Get over it or get past it (or both)?
No! I didn’t get over it already. What’s more realistic is I’ve gotten past it. Trauma is like flowers that bloom, go dormant, and bloom again. Emotions, like living things, cycle over time. Get over it implies the trauma’s impact ended. Get past it implies overcoming the impact. Overcome and end have different finish lines. I’ll get over the cancer experience once there’s a cure. Here’s evidence I’m past it:
- Less intense panic attacks
- Fewer decisions I’m too paralyzed to make
- No need to explain that quadruple mastectomies dictate my wardrobe choices.
- Haircuts are haircuts, not flashbacks about being bald.
What’s the ‘it’ I’m past?

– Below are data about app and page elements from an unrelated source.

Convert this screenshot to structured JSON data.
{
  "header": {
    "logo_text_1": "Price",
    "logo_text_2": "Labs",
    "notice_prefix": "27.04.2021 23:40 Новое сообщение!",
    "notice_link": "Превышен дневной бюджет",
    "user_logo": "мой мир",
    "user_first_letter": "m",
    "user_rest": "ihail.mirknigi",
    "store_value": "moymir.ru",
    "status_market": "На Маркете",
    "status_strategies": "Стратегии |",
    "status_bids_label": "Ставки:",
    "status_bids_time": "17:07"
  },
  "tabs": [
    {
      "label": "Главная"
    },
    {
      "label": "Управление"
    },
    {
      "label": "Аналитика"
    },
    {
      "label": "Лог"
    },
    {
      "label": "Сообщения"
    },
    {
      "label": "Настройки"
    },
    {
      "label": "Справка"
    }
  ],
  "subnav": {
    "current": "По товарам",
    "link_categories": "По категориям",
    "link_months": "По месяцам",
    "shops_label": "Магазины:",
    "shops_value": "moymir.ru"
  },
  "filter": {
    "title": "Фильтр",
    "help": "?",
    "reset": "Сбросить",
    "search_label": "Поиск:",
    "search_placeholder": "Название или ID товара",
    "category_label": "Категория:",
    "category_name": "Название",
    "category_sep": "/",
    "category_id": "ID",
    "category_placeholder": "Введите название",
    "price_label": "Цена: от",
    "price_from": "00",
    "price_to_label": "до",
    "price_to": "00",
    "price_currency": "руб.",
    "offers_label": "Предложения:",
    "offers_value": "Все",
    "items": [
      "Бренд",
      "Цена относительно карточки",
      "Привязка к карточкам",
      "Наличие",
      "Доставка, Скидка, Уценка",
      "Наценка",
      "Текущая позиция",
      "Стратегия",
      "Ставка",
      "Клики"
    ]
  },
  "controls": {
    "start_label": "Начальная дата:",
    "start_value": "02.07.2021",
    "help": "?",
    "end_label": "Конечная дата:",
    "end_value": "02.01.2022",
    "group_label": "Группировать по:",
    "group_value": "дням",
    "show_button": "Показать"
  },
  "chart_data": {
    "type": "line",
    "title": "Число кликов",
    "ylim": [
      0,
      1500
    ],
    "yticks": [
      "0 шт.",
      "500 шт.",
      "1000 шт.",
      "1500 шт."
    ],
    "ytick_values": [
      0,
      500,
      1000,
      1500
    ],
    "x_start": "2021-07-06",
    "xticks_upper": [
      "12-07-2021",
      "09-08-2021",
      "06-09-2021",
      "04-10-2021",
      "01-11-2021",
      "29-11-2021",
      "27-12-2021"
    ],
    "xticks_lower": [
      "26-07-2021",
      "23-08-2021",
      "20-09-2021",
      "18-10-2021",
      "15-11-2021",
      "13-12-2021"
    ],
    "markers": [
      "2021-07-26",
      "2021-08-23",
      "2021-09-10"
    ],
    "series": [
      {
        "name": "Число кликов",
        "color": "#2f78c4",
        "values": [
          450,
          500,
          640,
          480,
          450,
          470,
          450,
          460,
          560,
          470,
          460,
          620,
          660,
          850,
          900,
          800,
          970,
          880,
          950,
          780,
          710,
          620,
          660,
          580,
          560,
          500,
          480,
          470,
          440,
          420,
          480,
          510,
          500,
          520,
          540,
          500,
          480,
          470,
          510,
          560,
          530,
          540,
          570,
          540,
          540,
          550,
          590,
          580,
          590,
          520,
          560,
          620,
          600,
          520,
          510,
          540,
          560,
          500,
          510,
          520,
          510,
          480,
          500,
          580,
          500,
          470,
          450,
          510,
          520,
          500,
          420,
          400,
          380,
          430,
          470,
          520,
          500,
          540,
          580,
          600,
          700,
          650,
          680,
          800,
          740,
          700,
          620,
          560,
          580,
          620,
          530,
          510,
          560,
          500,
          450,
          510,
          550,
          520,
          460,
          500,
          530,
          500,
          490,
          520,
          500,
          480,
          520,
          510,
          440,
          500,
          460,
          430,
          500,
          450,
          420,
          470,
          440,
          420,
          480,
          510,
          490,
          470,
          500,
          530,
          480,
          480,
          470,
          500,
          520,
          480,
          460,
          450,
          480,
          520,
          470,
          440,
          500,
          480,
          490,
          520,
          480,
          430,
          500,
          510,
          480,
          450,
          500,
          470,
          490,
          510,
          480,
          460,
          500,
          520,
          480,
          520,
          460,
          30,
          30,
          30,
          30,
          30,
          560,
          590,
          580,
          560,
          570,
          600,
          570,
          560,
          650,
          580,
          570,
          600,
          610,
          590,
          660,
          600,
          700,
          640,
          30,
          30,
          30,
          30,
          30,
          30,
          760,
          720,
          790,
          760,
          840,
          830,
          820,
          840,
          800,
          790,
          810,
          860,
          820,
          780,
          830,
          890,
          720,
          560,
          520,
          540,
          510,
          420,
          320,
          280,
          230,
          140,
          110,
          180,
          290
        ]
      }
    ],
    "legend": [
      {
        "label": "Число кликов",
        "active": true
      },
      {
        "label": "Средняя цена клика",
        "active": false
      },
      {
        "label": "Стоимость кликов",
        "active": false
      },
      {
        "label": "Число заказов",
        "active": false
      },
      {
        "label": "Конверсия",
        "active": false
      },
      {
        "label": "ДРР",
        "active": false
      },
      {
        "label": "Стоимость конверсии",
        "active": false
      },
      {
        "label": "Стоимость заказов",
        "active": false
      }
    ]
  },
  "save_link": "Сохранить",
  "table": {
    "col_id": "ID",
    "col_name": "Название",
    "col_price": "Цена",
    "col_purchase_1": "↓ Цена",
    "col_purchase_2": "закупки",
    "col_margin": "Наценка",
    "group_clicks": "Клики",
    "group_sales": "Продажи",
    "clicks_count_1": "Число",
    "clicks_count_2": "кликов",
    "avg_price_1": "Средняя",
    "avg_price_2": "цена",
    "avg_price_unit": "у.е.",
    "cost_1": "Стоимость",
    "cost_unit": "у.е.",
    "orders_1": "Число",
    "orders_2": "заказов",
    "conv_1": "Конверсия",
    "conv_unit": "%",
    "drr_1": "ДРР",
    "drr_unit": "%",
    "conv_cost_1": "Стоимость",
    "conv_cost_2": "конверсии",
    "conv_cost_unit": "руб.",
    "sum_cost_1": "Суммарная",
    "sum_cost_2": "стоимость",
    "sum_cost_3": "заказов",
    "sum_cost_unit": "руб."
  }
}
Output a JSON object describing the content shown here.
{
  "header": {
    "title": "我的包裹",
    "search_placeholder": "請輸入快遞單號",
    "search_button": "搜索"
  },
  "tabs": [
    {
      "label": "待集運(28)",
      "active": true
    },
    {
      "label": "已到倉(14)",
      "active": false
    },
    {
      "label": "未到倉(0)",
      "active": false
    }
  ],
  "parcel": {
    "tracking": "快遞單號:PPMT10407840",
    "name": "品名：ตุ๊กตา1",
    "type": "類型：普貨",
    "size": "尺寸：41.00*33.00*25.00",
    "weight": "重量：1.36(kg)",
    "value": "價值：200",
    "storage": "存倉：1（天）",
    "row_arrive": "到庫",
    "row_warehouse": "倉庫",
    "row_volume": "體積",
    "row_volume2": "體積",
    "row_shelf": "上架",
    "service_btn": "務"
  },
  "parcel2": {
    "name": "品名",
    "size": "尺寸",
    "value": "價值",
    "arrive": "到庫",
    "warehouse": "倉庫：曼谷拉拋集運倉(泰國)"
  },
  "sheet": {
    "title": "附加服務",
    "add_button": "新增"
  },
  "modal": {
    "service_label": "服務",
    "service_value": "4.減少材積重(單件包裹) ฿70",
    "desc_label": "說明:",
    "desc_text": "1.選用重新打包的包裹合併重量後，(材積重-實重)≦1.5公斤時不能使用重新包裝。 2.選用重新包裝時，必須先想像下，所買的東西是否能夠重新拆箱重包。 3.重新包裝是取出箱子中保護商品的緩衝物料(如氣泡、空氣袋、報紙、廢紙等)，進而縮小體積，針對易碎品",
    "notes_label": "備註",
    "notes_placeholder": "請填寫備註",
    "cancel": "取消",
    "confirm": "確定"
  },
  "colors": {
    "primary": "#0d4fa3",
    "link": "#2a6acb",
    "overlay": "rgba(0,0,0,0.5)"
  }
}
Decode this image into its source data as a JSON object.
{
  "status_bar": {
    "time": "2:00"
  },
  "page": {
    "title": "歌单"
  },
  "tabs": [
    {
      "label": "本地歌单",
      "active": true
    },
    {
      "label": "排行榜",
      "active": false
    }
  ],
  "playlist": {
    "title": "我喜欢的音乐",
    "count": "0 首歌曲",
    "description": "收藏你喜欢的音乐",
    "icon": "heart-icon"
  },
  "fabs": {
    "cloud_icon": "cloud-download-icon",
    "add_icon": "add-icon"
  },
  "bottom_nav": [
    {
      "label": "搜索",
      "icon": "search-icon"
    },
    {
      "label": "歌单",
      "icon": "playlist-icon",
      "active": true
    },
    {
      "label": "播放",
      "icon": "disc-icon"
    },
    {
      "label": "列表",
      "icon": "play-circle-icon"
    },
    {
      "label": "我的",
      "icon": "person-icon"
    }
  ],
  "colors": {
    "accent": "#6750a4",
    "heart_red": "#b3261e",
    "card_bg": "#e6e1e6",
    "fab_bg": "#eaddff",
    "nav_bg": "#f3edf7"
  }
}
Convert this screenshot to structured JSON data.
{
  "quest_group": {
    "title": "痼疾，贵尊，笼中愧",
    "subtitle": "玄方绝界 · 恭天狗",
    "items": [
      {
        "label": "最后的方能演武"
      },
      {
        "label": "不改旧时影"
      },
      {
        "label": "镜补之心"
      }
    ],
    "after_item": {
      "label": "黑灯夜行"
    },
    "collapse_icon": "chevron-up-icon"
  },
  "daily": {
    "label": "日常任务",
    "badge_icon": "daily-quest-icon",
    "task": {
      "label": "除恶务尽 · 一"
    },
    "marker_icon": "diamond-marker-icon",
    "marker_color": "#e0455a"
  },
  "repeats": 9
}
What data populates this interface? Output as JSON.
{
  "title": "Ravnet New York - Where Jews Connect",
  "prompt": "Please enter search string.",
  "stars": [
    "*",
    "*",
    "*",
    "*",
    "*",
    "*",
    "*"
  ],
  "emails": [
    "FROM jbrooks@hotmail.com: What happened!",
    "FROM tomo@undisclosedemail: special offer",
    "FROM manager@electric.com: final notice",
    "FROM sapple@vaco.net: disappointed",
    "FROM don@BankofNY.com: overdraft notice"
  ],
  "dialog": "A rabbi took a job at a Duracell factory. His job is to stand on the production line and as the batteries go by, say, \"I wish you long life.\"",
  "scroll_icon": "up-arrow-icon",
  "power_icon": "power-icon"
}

The radiologist, who I’d never met, entered the room, stared at the screen, and declared with certainty the abnormalities on my breast ultrasound were benign. The ultrasound technician looked shocked but didn’t contradict him. The radiologist missed the cancer. I didn’t put the ultrasound technician on the spot by asking what the look meant. We both deferred to the doctor’s white coat.
When my own doctor did follow up, one year later, I was four months from dead of advanced breast cancer. Treatment left me exhausted, underweight, brain-fried, and angry the cancer wasn’t diagnosed before it required heavy artillery.
They made mistakes where they’re supposed to be experts. I tried to stay angry that the radiologist was wrong and I nearly died because of it. I tried and couldn’t sustain the effort. I was too happy to be alive.
Most decisions rely on imperfect information; even experts can’t know every variable. My diagnosis was in time, if not timely.
I’m grateful. I’m past it.